Florida shouldn’t have one group of students taking the next generation standardized test online while other students use pencil and paper versions, according to the chairman of the Senate Education Committee.
Sen. John Legg, R-Port Richey, said students should all be taking the same kind of test.
“I have some great reservations about having two types of tests,” Legg said. “We need to phase out the paper and pencil and we need to phase in the digital. I’m in the camp of we need to do all digital and we need to do it all at once.”
Florida is scheduled to (mostly) phase out the Florida Comprehensive Assessment Test in the spring of 2015. The new test will be tied to new standards fully adopted by Florida and 44 other states and are designed to be more interactive, have fewer multiple choice questions and have students perform the same task many ways to ensure they understand the concept.
A pencil and paper option is one of six “non-negotiable” features Education Commissioner Tony Bennett said must be included in whatever test the state chooses to replace FCAT.
School officials and state leaders are concerned that schools might not have the Internet bandwidth and computers to handle online exams by the spring 2015 deadline. Lawmakers added language to a law which would delay the new test until schools they prove they have the capacity to administer the test.
Legg, an administrator at a Pasco County charter school, said he could accept if some schools used a paper and pencil test for a year. But he said lawmakers must get serious about paying for the technology upgrades needed for the new test and standards.

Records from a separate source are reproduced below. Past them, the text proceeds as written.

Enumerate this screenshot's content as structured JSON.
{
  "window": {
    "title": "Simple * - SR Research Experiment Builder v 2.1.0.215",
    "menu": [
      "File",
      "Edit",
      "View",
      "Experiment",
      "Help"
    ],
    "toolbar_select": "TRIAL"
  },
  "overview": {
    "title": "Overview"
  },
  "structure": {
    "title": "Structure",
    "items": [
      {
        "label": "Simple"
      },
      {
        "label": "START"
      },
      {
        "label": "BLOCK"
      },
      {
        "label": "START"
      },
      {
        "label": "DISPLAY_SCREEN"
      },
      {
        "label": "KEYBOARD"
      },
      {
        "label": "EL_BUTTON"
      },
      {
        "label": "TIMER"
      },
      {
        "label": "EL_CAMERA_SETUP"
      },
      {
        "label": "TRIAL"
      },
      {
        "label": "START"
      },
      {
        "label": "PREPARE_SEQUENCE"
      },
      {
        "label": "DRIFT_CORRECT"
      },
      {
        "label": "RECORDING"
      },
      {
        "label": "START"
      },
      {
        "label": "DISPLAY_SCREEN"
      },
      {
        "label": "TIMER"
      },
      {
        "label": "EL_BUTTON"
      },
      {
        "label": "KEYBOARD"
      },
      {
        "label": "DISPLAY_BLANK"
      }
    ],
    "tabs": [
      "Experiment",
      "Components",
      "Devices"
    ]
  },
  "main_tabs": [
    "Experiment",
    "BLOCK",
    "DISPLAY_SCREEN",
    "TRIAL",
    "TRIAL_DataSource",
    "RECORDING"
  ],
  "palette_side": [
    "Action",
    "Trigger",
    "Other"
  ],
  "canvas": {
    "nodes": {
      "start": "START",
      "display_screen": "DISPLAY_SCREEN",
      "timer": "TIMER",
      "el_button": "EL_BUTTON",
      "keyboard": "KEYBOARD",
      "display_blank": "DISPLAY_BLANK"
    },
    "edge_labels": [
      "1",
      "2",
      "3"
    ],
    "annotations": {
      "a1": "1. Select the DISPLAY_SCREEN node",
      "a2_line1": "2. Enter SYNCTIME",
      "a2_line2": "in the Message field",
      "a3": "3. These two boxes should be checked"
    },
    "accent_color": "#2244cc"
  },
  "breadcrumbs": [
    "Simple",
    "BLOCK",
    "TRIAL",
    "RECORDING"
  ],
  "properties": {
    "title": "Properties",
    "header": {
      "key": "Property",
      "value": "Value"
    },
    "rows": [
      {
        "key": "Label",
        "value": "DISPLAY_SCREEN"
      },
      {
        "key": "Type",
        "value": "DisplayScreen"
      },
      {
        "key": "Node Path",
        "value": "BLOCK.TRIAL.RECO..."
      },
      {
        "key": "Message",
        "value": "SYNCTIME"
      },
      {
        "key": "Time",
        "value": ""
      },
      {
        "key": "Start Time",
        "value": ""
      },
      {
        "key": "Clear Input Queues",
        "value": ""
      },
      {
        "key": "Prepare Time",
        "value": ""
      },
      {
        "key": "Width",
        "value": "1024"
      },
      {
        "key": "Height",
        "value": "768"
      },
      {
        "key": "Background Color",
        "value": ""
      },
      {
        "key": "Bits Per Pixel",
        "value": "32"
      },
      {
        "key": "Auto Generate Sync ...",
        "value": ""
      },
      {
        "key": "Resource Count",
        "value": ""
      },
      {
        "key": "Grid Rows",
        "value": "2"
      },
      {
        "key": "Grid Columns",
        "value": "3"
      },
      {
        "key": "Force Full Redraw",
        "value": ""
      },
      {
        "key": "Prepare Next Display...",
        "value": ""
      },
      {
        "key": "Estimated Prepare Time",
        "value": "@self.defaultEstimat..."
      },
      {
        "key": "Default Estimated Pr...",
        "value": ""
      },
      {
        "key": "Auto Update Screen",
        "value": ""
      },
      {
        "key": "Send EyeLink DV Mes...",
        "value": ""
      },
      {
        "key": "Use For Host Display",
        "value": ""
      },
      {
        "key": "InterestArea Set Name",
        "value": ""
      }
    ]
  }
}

“I think we’re far off,” he said. “It’s going to be expensive and it’s going to take a priority commitment from the legislature and the governor.”
The Florida Board of Education meets in Tampa next week.